[RECORDED DATA]:
^^^^^^^^^^^^^^^^
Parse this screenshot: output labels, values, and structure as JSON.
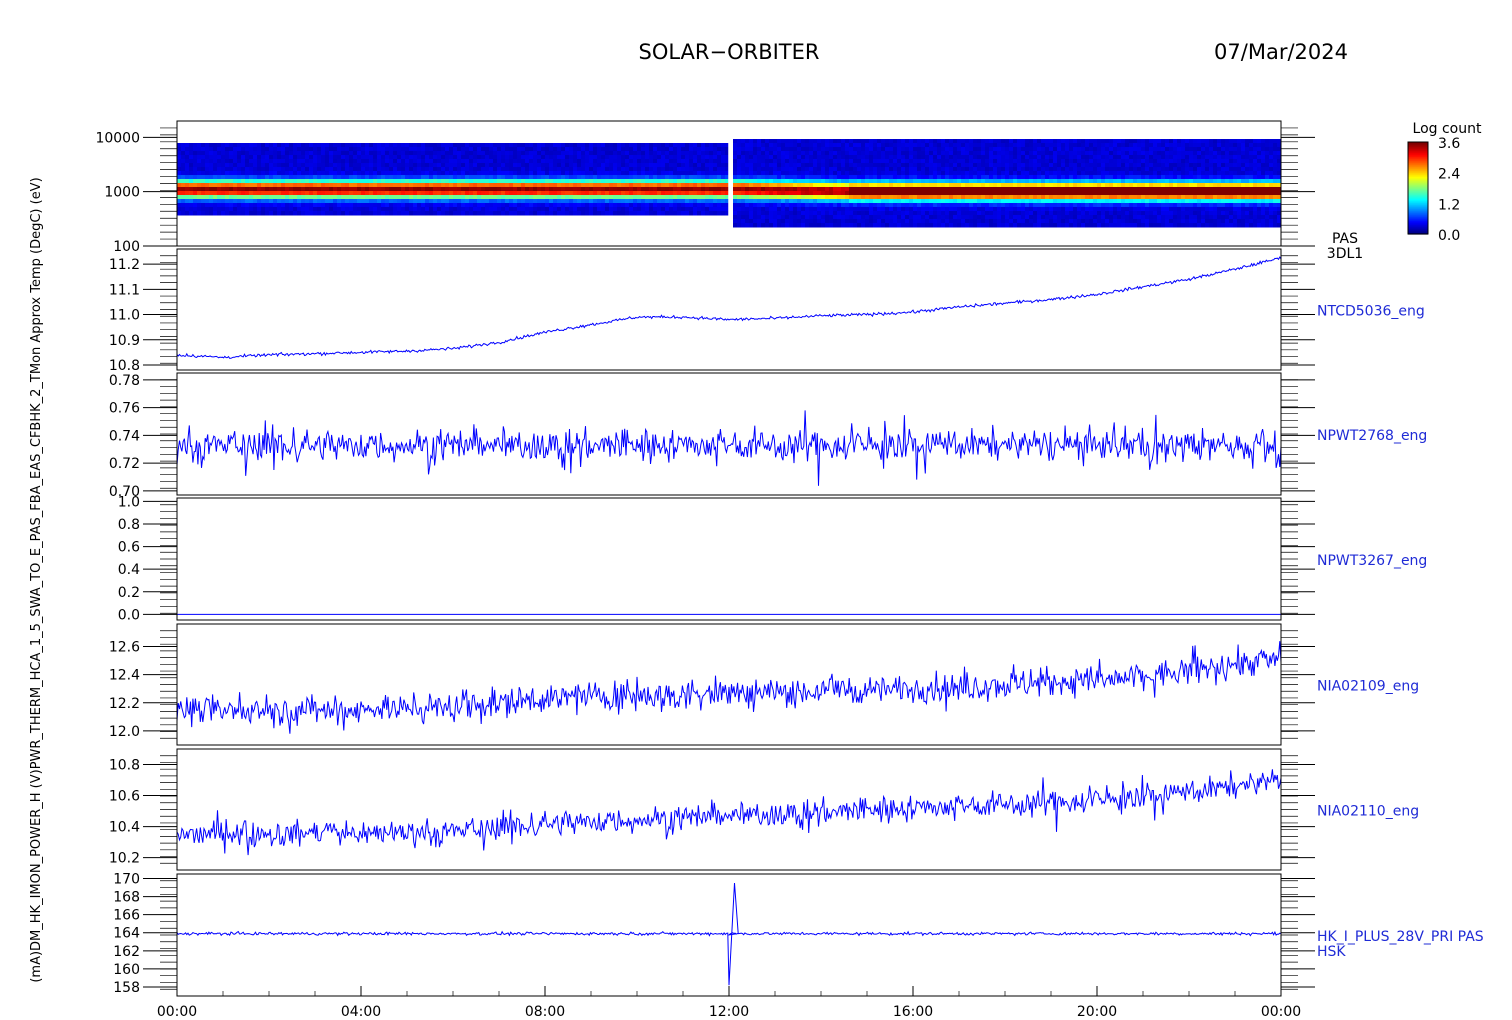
{
  "header": {
    "title": "SOLAR−ORBITER",
    "date": "07/Mar/2024"
  },
  "colors": {
    "line": "#0000ff",
    "label": "#1f2bd6",
    "spectrogram_background": "#00008b"
  },
  "colorbar": {
    "label": "Log count",
    "ticks": [
      "3.6",
      "2.4",
      "1.2",
      "0.0"
    ],
    "range": [
      0.0,
      3.6
    ],
    "colormap": "jet"
  },
  "ylabel_overlay": "(mA)DM_HK_IMON_POWER_H (V)PWR_THERM_HCA_1_5_SWA_TO_E_PAS_FBA_EAS_CFBHK_2_TMon Approx Temp (DegC) (eV)",
  "chart_data": [
    {
      "type": "heatmap",
      "panel": "PAS 3DL1",
      "right_label": [
        "PAS",
        "3DL1"
      ],
      "ylabel": "(eV)",
      "yscale": "log",
      "ylim": [
        100,
        20000
      ],
      "yticks": [
        "10000",
        "1000",
        "100"
      ],
      "ytick_values": [
        10000,
        1000,
        100
      ],
      "x": [
        "00:00",
        "04:00",
        "08:00",
        "12:00",
        "16:00",
        "20:00",
        "00:00"
      ],
      "peak_energy_eV": [
        {
          "t": "00:00",
          "e": 1200
        },
        {
          "t": "12:00",
          "e": 1200
        },
        {
          "t": "14:40",
          "e": 1100
        },
        {
          "t": "00:00",
          "e": 1100
        }
      ],
      "data_gap": "12:00"
    },
    {
      "type": "line",
      "panel": "NTCD5036_eng",
      "right_label": [
        "NTCD5036_eng"
      ],
      "ylabel": "Approx Temp (DegC)",
      "ylim": [
        10.78,
        11.26
      ],
      "yticks": [
        "11.2",
        "11.1",
        "11.0",
        "10.9",
        "10.8"
      ],
      "ytick_values": [
        11.2,
        11.1,
        11.0,
        10.9,
        10.8
      ],
      "series": [
        {
          "x": [
            "00:00",
            "01:00",
            "02:00",
            "03:00",
            "04:00",
            "05:00",
            "06:00",
            "07:00",
            "08:00",
            "09:00",
            "10:00",
            "11:00",
            "12:00",
            "13:00",
            "14:00",
            "15:00",
            "16:00",
            "17:00",
            "18:00",
            "19:00",
            "20:00",
            "21:00",
            "22:00",
            "23:00",
            "24:00"
          ],
          "values": [
            10.84,
            10.83,
            10.84,
            10.845,
            10.85,
            10.855,
            10.865,
            10.89,
            10.93,
            10.96,
            10.99,
            10.99,
            10.98,
            10.985,
            10.995,
            11.0,
            11.01,
            11.03,
            11.045,
            11.06,
            11.08,
            11.11,
            11.14,
            11.18,
            11.225
          ],
          "noise": 0.003
        }
      ]
    },
    {
      "type": "line",
      "panel": "NPWT2768_eng",
      "right_label": [
        "NPWT2768_eng"
      ],
      "ylim": [
        0.697,
        0.785
      ],
      "yticks": [
        "0.78",
        "0.76",
        "0.74",
        "0.72",
        "0.70"
      ],
      "ytick_values": [
        0.78,
        0.76,
        0.74,
        0.72,
        0.7
      ],
      "series": [
        {
          "x": [
            "00:00",
            "12:00",
            "24:00"
          ],
          "values": [
            0.733,
            0.733,
            0.733
          ],
          "noise": 0.0055,
          "spikes": 0.018
        }
      ]
    },
    {
      "type": "line",
      "panel": "NPWT3267_eng",
      "right_label": [
        "NPWT3267_eng"
      ],
      "ylim": [
        -0.05,
        1.03
      ],
      "yticks": [
        "1.0",
        "0.8",
        "0.6",
        "0.4",
        "0.2",
        "0.0"
      ],
      "ytick_values": [
        1.0,
        0.8,
        0.6,
        0.4,
        0.2,
        0.0
      ],
      "series": [
        {
          "x": [
            "00:00",
            "24:00"
          ],
          "values": [
            0.0,
            0.0
          ],
          "noise": 0
        }
      ]
    },
    {
      "type": "line",
      "panel": "NIA02109_eng",
      "right_label": [
        "NIA02109_eng"
      ],
      "ylim": [
        11.9,
        12.76
      ],
      "yticks": [
        "12.6",
        "12.4",
        "12.2",
        "12.0"
      ],
      "ytick_values": [
        12.6,
        12.4,
        12.2,
        12.0
      ],
      "series": [
        {
          "x": [
            "00:00",
            "04:00",
            "06:00",
            "08:00",
            "12:00",
            "16:00",
            "20:00",
            "22:00",
            "24:00"
          ],
          "values": [
            12.14,
            12.15,
            12.17,
            12.23,
            12.27,
            12.3,
            12.36,
            12.42,
            12.52
          ],
          "noise": 0.05,
          "spikes": 0.12
        }
      ]
    },
    {
      "type": "line",
      "panel": "NIA02110_eng",
      "right_label": [
        "NIA02110_eng"
      ],
      "ylim": [
        10.12,
        10.9
      ],
      "yticks": [
        "10.8",
        "10.6",
        "10.4",
        "10.2"
      ],
      "ytick_values": [
        10.8,
        10.6,
        10.4,
        10.2
      ],
      "series": [
        {
          "x": [
            "00:00",
            "04:00",
            "06:00",
            "08:00",
            "12:00",
            "16:00",
            "20:00",
            "22:00",
            "24:00"
          ],
          "values": [
            10.35,
            10.36,
            10.37,
            10.42,
            10.47,
            10.52,
            10.57,
            10.62,
            10.7
          ],
          "noise": 0.04,
          "spikes": 0.11
        }
      ]
    },
    {
      "type": "line",
      "panel": "HK_I_PLUS_28V_PRI PAS HSK",
      "right_label": [
        "HK_I_PLUS_28V_PRI PAS",
        "HSK"
      ],
      "ylabel": "(mA)",
      "ylim": [
        157,
        170.5
      ],
      "yticks": [
        "170",
        "168",
        "166",
        "164",
        "162",
        "160",
        "158"
      ],
      "ytick_values": [
        170,
        168,
        166,
        164,
        162,
        160,
        158
      ],
      "series": [
        {
          "x": [
            "00:00",
            "24:00"
          ],
          "values": [
            163.9,
            163.9
          ],
          "noise": 0.08,
          "excursion": [
            {
              "t": "12:00",
              "min": 158.2,
              "max": 169.5
            }
          ]
        }
      ]
    }
  ],
  "xaxis": {
    "ticks": [
      "00:00",
      "04:00",
      "08:00",
      "12:00",
      "16:00",
      "20:00",
      "00:00"
    ]
  }
}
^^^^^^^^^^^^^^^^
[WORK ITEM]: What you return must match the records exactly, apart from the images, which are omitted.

[PROBLEM SOLUTION]:
Parse this screenshot: output labels, values, and structure as JSON.
{
  "header": {
    "title": "SOLAR−ORBITER",
    "date": "07/Mar/2024"
  },
  "colors": {
    "line": "#0000ff",
    "label": "#1f2bd6",
    "spectrogram_background": "#00008b"
  },
  "colorbar": {
    "label": "Log count",
    "ticks": [
      "3.6",
      "2.4",
      "1.2",
      "0.0"
    ],
    "range": [
      0.0,
      3.6
    ],
    "colormap": "jet"
  },
  "ylabel_overlay": "(mA)DM_HK_IMON_POWER_H (V)PWR_THERM_HCA_1_5_SWA_TO_E_PAS_FBA_EAS_CFBHK_2_TMon Approx Temp (DegC) (eV)",
  "chart_data": [
    {
      "type": "heatmap",
      "panel": "PAS 3DL1",
      "right_label": [
        "PAS",
        "3DL1"
      ],
      "ylabel": "(eV)",
      "yscale": "log",
      "ylim": [
        100,
        20000
      ],
      "yticks": [
        "10000",
        "1000",
        "100"
      ],
      "ytick_values": [
        10000,
        1000,
        100
      ],
      "x": [
        "00:00",
        "04:00",
        "08:00",
        "12:00",
        "16:00",
        "20:00",
        "00:00"
      ],
      "peak_energy_eV": [
        {
          "t": "00:00",
          "e": 1200
        },
        {
          "t": "12:00",
          "e": 1200
        },
        {
          "t": "14:40",
          "e": 1100
        },
        {
          "t": "00:00",
          "e": 1100
        }
      ],
      "data_gap": "12:00"
    },
    {
      "type": "line",
      "panel": "NTCD5036_eng",
      "right_label": [
        "NTCD5036_eng"
      ],
      "ylabel": "Approx Temp (DegC)",
      "ylim": [
        10.78,
        11.26
      ],
      "yticks": [
        "11.2",
        "11.1",
        "11.0",
        "10.9",
        "10.8"
      ],
      "ytick_values": [
        11.2,
        11.1,
        11.0,
        10.9,
        10.8
      ],
      "series": [
        {
          "x": [
            "00:00",
            "01:00",
            "02:00",
            "03:00",
            "04:00",
            "05:00",
            "06:00",
            "07:00",
            "08:00",
            "09:00",
            "10:00",
            "11:00",
            "12:00",
            "13:00",
            "14:00",
            "15:00",
            "16:00",
            "17:00",
            "18:00",
            "19:00",
            "20:00",
            "21:00",
            "22:00",
            "23:00",
            "24:00"
          ],
          "values": [
            10.84,
            10.83,
            10.84,
            10.845,
            10.85,
            10.855,
            10.865,
            10.89,
            10.93,
            10.96,
            10.99,
            10.99,
            10.98,
            10.985,
            10.995,
            11.0,
            11.01,
            11.03,
            11.045,
            11.06,
            11.08,
            11.11,
            11.14,
            11.18,
            11.225
          ],
          "noise": 0.003
        }
      ]
    },
    {
      "type": "line",
      "panel": "NPWT2768_eng",
      "right_label": [
        "NPWT2768_eng"
      ],
      "ylim": [
        0.697,
        0.785
      ],
      "yticks": [
        "0.78",
        "0.76",
        "0.74",
        "0.72",
        "0.70"
      ],
      "ytick_values": [
        0.78,
        0.76,
        0.74,
        0.72,
        0.7
      ],
      "series": [
        {
          "x": [
            "00:00",
            "12:00",
            "24:00"
          ],
          "values": [
            0.733,
            0.733,
            0.733
          ],
          "noise": 0.0055,
          "spikes": 0.018
        }
      ]
    },
    {
      "type": "line",
      "panel": "NPWT3267_eng",
      "right_label": [
        "NPWT3267_eng"
      ],
      "ylim": [
        -0.05,
        1.03
      ],
      "yticks": [
        "1.0",
        "0.8",
        "0.6",
        "0.4",
        "0.2",
        "0.0"
      ],
      "ytick_values": [
        1.0,
        0.8,
        0.6,
        0.4,
        0.2,
        0.0
      ],
      "series": [
        {
          "x": [
            "00:00",
            "24:00"
          ],
          "values": [
            0.0,
            0.0
          ],
          "noise": 0
        }
      ]
    },
    {
      "type": "line",
      "panel": "NIA02109_eng",
      "right_label": [
        "NIA02109_eng"
      ],
      "ylim": [
        11.9,
        12.76
      ],
      "yticks": [
        "12.6",
        "12.4",
        "12.2",
        "12.0"
      ],
      "ytick_values": [
        12.6,
        12.4,
        12.2,
        12.0
      ],
      "series": [
        {
          "x": [
            "00:00",
            "04:00",
            "06:00",
            "08:00",
            "12:00",
            "16:00",
            "20:00",
            "22:00",
            "24:00"
          ],
          "values": [
            12.14,
            12.15,
            12.17,
            12.23,
            12.27,
            12.3,
            12.36,
            12.42,
            12.52
          ],
          "noise": 0.05,
          "spikes": 0.12
        }
      ]
    },
    {
      "type": "line",
      "panel": "NIA02110_eng",
      "right_label": [
        "NIA02110_eng"
      ],
      "ylim": [
        10.12,
        10.9
      ],
      "yticks": [
        "10.8",
        "10.6",
        "10.4",
        "10.2"
      ],
      "ytick_values": [
        10.8,
        10.6,
        10.4,
        10.2
      ],
      "series": [
        {
          "x": [
            "00:00",
            "04:00",
            "06:00",
            "08:00",
            "12:00",
            "16:00",
            "20:00",
            "22:00",
            "24:00"
          ],
          "values": [
            10.35,
            10.36,
            10.37,
            10.42,
            10.47,
            10.52,
            10.57,
            10.62,
            10.7
          ],
          "noise": 0.04,
          "spikes": 0.11
        }
      ]
    },
    {
      "type": "line",
      "panel": "HK_I_PLUS_28V_PRI PAS HSK",
      "right_label": [
        "HK_I_PLUS_28V_PRI PAS",
        "HSK"
      ],
      "ylabel": "(mA)",
      "ylim": [
        157,
        170.5
      ],
      "yticks": [
        "170",
        "168",
        "166",
        "164",
        "162",
        "160",
        "158"
      ],
      "ytick_values": [
        170,
        168,
        166,
        164,
        162,
        160,
        158
      ],
      "series": [
        {
          "x": [
            "00:00",
            "24:00"
          ],
          "values": [
            163.9,
            163.9
          ],
          "noise": 0.08,
          "excursion": [
            {
              "t": "12:00",
              "min": 158.2,
              "max": 169.5
            }
          ]
        }
      ]
    }
  ],
  "xaxis": {
    "ticks": [
      "00:00",
      "04:00",
      "08:00",
      "12:00",
      "16:00",
      "20:00",
      "00:00"
    ]
  }
}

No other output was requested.